Lyme disease is caused by the bacterium Borrelia burgdorferi and is transmitted to humans through the bite of infected ticks which may also be carrying other infections such as Bartonella, Mycoplasma etc..

Typical symptoms of Lyme include fever, headache, fatigue, and a characteristic skin rash called erythema migrans. If left untreated, infection can spread to joints, the heart, and the nervous system and the Gastrointestinal tract. Lyme disease is diagnosed based on symptoms, physical findings (e.g., rash), and the possibility of exposure to infected ticks; laboratory testing is helpful but are not a requirement to making a diagnosis Most cases of Lyme disease can be treated successfully with a few weeks of antibiotics. Steps to prevent Lyme disease include using insect repellent, removing ticks promptly, applying pesticides, and reducing tick habitat. The ticks that transmit Lyme disease can occasionally transmit other tickborne diseases including Bartonella (commonly associated with cat scratch fever), Mycoplasma ( a cause of chronic fatigue syndrome and gulf war syndrome), Ehrlichia, Babesia ( a parasite causing anemia), .

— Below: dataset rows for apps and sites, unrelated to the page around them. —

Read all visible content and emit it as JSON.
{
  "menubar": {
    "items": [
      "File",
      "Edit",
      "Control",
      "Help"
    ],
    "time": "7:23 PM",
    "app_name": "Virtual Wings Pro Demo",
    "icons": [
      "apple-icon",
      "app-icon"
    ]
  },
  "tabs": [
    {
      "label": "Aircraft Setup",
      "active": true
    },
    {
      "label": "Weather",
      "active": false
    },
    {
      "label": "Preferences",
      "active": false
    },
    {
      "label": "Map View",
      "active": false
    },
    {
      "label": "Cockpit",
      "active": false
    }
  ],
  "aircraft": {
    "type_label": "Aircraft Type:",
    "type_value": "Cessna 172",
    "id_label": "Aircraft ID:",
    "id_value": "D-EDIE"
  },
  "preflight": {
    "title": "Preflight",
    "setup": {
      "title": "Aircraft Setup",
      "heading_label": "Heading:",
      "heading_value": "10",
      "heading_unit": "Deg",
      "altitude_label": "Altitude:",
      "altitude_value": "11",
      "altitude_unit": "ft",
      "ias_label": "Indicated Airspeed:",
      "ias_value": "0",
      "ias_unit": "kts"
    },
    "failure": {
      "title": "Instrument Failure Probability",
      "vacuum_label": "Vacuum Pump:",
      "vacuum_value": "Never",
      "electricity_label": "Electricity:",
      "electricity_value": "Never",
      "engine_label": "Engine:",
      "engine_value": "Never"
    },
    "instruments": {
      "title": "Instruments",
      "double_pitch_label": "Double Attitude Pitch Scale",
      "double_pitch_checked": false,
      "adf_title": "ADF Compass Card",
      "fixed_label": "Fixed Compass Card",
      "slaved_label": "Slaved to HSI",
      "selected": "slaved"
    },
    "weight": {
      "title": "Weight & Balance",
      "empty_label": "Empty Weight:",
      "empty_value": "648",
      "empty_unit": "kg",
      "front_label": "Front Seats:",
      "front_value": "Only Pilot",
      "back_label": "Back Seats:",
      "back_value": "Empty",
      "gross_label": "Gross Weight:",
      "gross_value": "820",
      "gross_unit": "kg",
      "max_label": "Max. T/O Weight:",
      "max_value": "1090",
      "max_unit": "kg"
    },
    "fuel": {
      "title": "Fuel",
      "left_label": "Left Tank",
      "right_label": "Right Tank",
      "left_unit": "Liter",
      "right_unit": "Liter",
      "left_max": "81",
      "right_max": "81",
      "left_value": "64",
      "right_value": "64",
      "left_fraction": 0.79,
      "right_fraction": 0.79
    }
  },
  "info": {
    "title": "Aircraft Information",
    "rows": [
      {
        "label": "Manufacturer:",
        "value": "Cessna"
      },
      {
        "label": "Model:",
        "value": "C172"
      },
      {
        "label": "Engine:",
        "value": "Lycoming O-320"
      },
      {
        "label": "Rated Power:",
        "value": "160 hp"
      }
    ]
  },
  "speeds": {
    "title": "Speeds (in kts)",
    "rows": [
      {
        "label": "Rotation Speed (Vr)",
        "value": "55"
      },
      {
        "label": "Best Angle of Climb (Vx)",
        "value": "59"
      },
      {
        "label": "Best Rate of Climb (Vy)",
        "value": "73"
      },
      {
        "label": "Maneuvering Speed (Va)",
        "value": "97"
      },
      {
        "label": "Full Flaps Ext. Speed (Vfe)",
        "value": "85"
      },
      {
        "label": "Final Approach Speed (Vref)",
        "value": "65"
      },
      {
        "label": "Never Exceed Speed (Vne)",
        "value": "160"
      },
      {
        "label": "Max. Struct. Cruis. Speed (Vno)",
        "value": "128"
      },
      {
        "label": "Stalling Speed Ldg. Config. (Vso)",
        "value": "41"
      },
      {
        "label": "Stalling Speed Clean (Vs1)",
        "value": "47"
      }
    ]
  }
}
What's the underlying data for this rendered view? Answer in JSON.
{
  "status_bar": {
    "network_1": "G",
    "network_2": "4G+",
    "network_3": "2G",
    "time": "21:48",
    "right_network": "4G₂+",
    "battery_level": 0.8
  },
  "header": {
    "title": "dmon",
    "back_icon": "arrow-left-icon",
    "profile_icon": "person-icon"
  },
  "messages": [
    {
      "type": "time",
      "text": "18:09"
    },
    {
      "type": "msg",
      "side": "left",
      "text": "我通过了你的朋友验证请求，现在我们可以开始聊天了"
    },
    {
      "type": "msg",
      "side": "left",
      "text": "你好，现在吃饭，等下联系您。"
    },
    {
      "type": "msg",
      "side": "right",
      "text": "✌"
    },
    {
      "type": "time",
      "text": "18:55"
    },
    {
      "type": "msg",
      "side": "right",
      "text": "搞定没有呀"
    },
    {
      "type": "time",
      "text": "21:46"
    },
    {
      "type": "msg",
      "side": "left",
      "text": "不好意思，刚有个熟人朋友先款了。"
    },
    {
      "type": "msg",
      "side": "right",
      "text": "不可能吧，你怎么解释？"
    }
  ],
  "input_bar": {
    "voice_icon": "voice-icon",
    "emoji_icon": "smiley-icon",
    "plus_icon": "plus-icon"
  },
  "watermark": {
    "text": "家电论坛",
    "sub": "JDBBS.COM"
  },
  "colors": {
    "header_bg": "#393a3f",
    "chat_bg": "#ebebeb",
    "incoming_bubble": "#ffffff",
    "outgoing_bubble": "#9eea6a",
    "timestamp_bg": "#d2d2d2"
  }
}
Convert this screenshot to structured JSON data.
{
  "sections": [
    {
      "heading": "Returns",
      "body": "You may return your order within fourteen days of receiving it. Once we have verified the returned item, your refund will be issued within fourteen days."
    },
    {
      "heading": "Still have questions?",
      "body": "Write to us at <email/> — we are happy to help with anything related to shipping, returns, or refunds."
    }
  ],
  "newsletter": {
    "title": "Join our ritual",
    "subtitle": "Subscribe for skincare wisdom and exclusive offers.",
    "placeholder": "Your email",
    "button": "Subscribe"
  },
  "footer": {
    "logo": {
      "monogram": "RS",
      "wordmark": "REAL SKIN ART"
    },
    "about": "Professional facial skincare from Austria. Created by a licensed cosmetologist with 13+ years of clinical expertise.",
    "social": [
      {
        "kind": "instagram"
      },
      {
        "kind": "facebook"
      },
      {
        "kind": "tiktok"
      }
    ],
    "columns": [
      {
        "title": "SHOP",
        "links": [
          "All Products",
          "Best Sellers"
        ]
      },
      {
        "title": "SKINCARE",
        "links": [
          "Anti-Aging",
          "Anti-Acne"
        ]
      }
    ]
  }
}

Gastrointestinal Lyme and other tick diseases may present as…

Abdominal pain (belly aches),

blood in the stool ( colitis)

Inflammatory Bowel Disease, Crohns disease, Ulcerative colitis

failure to thrive, poor gain weight, not meeting age appropriate milestones

diarrhea and/ or vomiting

heartburn, GERD

constipation with or without motility issues ( Gut issues secondary to neurologic lyme and/or bartonella)

soiling or encopresis

Irritable bowel syndrome

mouth sores

rashes may occur in patients that are not the characteristic bullseye rash and might resemble a stretch mark or be a non descript looking red earlobe or slap face or slap back appearance